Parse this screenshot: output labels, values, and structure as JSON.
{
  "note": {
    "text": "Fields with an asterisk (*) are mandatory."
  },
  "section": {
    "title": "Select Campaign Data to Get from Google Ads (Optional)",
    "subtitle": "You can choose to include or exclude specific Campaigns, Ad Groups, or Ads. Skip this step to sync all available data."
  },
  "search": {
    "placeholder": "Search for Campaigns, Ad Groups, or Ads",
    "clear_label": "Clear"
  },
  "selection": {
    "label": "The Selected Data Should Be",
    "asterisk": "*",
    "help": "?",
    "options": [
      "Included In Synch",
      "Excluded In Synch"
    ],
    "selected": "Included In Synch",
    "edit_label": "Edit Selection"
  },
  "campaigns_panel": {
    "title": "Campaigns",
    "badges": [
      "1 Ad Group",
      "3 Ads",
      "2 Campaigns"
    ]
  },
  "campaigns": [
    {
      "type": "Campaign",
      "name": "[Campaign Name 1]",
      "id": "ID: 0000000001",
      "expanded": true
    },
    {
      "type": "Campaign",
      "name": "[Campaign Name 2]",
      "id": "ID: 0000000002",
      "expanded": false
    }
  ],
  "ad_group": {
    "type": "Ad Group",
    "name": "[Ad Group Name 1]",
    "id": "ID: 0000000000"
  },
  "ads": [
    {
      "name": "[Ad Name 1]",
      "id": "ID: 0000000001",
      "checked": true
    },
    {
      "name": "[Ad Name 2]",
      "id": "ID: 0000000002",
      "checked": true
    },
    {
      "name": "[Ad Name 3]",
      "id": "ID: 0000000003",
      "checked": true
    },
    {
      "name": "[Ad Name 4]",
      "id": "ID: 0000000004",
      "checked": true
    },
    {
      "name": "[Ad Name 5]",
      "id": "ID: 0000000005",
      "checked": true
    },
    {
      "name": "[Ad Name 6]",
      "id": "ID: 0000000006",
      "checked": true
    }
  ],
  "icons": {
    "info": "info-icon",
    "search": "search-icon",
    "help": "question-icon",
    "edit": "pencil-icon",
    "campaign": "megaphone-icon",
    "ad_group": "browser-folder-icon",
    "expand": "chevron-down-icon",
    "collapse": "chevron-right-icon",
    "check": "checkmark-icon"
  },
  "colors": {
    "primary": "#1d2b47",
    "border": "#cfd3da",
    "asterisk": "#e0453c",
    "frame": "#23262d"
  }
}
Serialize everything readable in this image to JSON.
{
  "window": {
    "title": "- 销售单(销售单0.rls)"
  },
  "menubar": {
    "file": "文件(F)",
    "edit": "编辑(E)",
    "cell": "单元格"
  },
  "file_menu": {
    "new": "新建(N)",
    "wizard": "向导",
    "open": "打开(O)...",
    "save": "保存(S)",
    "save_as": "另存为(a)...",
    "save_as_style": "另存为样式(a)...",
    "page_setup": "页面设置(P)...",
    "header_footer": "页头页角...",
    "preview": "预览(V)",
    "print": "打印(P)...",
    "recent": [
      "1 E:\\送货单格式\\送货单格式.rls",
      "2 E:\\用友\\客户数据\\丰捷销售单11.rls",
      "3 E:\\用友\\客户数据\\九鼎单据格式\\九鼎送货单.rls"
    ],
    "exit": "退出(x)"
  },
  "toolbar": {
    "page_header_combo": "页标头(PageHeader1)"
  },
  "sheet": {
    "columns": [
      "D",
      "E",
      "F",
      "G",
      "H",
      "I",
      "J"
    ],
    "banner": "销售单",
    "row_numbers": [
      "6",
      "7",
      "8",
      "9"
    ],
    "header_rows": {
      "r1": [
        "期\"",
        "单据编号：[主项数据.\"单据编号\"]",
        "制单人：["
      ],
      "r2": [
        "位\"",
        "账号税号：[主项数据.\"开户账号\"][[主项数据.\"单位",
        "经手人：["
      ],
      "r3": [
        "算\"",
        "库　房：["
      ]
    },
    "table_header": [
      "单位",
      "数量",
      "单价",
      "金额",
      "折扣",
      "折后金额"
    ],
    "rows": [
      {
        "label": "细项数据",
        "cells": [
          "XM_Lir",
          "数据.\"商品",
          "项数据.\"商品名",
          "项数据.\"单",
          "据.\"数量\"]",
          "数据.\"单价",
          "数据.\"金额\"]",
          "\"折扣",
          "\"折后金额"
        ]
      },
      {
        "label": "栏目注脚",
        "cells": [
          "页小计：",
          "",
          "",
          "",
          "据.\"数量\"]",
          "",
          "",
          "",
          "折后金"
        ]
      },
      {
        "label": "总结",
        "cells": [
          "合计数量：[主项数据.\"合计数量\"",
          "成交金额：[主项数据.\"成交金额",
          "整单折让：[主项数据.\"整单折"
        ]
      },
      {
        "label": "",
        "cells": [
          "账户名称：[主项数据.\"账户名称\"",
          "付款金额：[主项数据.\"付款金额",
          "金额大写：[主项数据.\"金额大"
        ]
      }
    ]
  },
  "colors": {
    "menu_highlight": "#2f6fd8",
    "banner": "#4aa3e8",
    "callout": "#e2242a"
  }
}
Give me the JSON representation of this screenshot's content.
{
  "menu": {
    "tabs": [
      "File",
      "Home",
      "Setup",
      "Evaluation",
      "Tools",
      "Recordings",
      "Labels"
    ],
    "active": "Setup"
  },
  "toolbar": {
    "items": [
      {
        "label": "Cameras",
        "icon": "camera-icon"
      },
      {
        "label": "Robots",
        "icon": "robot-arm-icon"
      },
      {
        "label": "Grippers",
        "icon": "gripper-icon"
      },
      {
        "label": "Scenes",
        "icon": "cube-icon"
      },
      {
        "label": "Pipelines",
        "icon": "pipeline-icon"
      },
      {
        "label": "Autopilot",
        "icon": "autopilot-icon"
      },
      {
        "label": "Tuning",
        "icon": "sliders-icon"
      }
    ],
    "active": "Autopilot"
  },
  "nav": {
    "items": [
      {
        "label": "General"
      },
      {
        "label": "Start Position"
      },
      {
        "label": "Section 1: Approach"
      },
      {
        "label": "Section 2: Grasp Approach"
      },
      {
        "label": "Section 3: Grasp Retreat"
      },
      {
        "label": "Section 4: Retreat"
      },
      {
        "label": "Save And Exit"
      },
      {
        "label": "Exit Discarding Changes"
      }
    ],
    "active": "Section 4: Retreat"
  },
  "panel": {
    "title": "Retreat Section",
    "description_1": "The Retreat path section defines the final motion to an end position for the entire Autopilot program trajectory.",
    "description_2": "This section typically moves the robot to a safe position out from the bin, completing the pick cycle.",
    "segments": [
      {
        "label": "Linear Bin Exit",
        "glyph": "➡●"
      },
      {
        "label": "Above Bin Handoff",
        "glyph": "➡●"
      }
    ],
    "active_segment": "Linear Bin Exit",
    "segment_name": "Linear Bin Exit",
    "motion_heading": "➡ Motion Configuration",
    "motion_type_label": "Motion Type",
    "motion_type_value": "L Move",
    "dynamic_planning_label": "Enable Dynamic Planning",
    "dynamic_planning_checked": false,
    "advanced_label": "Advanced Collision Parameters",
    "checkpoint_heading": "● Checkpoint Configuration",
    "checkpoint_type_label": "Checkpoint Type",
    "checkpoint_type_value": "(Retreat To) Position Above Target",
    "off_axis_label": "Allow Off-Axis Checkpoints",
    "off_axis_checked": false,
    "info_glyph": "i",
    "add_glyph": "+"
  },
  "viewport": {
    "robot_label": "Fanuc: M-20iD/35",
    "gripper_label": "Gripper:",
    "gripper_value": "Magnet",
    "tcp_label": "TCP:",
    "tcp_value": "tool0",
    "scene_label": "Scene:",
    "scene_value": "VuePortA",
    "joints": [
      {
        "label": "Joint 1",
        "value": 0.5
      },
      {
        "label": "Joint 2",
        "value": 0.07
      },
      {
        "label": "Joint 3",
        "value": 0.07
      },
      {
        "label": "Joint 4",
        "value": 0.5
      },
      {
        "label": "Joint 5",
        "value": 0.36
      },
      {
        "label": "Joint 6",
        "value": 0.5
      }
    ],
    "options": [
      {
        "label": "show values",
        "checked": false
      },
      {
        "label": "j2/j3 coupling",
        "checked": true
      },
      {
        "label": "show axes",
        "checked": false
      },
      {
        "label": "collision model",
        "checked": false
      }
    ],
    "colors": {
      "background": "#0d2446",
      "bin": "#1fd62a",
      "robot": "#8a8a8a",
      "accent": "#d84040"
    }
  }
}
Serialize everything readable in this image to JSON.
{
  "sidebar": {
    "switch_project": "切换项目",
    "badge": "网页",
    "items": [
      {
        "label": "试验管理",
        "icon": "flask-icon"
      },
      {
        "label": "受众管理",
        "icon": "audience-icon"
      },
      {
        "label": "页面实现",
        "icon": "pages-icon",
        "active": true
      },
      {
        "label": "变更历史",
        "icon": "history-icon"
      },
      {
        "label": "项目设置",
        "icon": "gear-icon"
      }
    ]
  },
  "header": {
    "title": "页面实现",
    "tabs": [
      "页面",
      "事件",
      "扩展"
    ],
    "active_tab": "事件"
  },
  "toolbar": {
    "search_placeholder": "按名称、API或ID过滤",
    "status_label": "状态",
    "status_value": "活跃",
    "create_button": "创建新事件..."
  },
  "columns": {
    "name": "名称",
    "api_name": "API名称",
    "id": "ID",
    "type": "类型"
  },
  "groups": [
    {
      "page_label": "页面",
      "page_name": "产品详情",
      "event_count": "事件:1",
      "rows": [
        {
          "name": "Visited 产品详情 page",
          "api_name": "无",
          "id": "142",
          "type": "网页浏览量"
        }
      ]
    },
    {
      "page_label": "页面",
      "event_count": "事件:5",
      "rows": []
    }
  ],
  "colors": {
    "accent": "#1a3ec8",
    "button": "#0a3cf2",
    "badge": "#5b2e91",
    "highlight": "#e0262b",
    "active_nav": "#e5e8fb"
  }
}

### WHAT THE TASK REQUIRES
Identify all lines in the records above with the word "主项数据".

### ANSWER SECTION
        "单据编号：[主项数据.\"单据编号\"]",
        "账号税号：[主项数据.\"开户账号\"][[主项数据.\"单位",
          "合计数量：[主项数据.\"合计数量\"",
          "成交金额：[主项数据.\"成交金额",
          "整单折让：[主项数据.\"整单折"
          "账户名称：[主项数据.\"账户名称\"",
          "付款金额：[主项数据.\"付款金额",
          "金额大写：[主项数据.\"金额大"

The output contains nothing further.